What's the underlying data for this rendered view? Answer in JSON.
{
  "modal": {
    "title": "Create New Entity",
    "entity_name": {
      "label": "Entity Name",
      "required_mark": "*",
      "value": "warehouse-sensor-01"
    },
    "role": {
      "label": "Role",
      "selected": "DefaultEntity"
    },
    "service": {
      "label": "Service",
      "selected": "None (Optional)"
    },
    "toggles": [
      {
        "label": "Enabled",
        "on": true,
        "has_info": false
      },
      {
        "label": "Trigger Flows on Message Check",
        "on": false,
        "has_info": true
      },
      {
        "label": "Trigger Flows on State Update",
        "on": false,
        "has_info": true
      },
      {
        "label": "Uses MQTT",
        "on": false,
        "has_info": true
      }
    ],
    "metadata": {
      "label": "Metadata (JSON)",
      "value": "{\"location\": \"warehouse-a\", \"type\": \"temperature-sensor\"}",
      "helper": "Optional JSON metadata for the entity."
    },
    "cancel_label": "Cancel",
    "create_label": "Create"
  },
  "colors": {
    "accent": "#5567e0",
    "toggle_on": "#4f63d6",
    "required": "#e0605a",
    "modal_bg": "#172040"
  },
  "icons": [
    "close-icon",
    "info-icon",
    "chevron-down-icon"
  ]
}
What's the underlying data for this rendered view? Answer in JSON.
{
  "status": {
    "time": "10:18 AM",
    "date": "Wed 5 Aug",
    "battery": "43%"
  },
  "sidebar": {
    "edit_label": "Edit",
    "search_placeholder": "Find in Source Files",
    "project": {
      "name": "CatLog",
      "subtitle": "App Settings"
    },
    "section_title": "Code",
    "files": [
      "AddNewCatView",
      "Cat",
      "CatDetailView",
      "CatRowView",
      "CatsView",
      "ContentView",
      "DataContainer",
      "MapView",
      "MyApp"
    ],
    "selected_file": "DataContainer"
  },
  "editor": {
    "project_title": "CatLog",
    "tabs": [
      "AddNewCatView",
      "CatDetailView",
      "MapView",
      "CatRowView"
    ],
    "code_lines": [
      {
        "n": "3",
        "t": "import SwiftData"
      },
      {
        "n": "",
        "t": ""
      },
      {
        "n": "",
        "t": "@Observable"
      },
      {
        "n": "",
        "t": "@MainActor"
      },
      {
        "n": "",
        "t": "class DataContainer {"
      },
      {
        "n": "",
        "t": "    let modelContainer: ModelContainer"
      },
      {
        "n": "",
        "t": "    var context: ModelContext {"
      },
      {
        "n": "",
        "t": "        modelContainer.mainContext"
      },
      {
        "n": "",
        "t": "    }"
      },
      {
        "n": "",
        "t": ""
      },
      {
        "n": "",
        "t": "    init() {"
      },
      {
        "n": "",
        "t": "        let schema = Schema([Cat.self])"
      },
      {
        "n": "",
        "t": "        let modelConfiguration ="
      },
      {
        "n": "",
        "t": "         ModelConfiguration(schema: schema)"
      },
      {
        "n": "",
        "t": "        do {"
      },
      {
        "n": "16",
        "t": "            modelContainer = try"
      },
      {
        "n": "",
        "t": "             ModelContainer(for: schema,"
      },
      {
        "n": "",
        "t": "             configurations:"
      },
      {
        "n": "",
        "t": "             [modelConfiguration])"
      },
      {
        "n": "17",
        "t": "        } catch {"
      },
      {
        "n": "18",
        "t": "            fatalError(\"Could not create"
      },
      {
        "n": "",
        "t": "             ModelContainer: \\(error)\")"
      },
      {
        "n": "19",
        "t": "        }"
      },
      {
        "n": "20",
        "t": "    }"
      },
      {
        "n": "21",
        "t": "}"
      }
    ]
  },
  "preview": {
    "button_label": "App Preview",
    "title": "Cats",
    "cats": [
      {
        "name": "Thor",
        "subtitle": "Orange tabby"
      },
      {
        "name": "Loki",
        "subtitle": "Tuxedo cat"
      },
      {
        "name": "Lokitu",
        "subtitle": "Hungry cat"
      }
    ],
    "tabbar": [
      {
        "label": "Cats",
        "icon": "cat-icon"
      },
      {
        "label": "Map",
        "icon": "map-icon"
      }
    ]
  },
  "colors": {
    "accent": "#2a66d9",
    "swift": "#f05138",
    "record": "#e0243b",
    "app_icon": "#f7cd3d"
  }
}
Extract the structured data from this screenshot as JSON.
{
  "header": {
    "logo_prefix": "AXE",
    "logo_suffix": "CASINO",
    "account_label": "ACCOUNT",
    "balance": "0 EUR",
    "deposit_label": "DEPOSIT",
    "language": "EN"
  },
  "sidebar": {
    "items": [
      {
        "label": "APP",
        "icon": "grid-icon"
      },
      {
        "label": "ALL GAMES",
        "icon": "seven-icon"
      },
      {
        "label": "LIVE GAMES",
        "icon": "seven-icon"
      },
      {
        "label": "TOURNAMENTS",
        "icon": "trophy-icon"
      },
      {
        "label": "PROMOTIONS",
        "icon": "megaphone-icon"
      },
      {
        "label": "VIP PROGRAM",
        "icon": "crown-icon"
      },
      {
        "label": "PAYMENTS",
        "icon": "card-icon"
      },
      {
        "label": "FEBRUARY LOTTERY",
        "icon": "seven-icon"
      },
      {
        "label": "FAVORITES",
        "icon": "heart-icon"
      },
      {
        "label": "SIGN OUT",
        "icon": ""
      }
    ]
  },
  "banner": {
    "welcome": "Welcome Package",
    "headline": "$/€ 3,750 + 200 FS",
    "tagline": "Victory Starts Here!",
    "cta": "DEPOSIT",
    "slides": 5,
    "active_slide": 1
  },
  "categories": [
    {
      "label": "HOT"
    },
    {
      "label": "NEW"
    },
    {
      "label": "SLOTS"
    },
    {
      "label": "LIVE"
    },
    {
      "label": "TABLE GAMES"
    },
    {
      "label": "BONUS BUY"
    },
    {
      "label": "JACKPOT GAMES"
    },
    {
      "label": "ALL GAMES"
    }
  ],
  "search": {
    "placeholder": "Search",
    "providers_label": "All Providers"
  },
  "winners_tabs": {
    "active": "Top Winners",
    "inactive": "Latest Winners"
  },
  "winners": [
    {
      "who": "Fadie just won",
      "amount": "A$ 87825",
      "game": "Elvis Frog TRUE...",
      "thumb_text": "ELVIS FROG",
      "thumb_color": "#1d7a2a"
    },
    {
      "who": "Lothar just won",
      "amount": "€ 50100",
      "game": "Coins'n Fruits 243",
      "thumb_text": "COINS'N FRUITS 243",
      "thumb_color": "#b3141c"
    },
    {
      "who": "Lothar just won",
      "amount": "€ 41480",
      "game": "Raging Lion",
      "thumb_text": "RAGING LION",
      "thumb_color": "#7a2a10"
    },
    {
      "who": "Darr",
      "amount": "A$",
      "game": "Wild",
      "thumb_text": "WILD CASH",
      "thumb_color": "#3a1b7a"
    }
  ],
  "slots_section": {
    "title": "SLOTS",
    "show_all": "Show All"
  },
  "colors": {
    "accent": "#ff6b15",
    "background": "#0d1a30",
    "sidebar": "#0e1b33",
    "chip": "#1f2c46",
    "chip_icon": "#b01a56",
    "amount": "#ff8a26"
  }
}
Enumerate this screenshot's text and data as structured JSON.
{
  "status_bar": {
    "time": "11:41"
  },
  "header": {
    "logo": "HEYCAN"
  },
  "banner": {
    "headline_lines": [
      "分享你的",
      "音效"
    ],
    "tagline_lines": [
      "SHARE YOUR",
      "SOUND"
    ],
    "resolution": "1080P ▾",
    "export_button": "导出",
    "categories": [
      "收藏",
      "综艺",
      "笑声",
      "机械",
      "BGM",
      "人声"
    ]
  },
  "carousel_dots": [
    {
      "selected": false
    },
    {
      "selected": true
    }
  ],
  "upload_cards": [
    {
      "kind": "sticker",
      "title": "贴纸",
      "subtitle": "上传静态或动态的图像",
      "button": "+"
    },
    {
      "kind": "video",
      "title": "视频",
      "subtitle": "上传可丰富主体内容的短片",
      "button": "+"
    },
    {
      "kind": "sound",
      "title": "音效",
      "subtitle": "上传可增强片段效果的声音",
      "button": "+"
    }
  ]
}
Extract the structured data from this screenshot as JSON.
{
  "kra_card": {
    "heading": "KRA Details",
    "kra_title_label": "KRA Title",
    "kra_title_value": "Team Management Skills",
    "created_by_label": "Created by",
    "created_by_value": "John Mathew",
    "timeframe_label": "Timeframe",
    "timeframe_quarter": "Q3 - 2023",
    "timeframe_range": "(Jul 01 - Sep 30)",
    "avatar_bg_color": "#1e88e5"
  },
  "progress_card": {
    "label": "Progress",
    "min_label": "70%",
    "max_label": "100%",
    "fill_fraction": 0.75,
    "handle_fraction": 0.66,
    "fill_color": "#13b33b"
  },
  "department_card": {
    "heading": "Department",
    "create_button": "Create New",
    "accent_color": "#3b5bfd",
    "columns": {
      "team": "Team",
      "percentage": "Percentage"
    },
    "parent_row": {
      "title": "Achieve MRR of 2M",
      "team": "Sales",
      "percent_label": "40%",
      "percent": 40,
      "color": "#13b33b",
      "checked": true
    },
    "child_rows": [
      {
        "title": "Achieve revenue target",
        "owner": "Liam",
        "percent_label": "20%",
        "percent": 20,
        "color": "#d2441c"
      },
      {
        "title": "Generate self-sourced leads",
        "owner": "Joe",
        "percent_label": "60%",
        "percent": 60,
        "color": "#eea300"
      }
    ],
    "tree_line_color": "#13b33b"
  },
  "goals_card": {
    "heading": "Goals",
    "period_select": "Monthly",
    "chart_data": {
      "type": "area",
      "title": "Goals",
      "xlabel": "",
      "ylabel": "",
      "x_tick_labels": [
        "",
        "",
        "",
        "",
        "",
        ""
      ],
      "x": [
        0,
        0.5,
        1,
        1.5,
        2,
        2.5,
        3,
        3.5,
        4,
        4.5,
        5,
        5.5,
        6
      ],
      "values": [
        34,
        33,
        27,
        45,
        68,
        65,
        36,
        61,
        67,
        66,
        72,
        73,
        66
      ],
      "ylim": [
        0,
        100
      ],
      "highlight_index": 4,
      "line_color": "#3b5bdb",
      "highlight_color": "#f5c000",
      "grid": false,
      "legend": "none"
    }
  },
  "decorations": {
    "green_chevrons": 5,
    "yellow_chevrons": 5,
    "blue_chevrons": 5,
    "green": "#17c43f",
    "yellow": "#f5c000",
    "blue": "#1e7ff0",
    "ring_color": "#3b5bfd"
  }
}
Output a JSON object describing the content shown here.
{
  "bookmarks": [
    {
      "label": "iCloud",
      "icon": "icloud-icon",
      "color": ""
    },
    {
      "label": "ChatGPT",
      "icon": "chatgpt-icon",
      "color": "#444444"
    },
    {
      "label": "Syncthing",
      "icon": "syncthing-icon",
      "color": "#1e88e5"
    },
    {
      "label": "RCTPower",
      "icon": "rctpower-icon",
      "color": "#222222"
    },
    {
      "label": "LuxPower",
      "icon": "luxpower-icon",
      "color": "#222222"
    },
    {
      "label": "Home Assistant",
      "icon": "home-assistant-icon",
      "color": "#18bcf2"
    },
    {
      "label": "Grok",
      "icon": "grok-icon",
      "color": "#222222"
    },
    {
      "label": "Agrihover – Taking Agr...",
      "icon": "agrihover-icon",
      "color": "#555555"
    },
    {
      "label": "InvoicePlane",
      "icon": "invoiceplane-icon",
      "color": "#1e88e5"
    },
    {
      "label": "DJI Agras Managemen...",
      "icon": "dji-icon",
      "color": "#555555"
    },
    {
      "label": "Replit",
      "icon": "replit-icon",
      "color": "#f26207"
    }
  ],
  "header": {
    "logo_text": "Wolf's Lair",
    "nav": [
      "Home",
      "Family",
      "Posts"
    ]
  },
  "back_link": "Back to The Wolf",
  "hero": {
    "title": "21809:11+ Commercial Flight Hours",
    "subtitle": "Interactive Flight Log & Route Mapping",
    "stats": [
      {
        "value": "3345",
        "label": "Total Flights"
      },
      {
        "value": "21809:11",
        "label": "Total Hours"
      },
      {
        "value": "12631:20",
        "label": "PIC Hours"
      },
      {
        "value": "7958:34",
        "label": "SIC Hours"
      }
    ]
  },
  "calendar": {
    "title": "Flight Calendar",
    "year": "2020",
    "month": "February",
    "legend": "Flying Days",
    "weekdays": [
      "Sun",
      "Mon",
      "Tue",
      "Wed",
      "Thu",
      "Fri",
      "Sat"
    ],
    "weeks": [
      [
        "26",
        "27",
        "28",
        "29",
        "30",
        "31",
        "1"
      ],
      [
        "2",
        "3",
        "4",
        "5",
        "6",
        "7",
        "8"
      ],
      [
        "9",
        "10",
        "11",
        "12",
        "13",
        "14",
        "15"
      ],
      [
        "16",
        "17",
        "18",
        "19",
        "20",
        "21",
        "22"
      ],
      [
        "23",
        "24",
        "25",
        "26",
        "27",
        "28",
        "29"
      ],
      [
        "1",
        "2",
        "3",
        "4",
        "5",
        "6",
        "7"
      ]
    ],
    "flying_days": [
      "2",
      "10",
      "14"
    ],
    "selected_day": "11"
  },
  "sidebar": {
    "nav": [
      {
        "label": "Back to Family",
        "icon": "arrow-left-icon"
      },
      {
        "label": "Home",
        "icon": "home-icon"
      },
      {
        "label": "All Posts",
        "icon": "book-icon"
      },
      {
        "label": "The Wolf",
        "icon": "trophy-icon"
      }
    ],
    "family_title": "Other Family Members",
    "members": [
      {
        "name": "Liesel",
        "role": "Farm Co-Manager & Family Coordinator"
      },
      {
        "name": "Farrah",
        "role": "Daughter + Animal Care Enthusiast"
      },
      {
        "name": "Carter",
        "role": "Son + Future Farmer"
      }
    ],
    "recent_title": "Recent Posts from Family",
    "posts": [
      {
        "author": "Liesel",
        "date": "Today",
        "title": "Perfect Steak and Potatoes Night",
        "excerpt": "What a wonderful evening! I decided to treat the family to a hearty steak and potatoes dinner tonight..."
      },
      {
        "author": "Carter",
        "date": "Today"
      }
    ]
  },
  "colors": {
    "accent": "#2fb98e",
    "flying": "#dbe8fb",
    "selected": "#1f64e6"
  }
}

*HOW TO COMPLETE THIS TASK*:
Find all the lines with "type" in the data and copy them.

*RESULT*:
      "value": "{\"location\": \"warehouse-a\", \"type\": \"temperature-sensor\"}",
      "type": "area",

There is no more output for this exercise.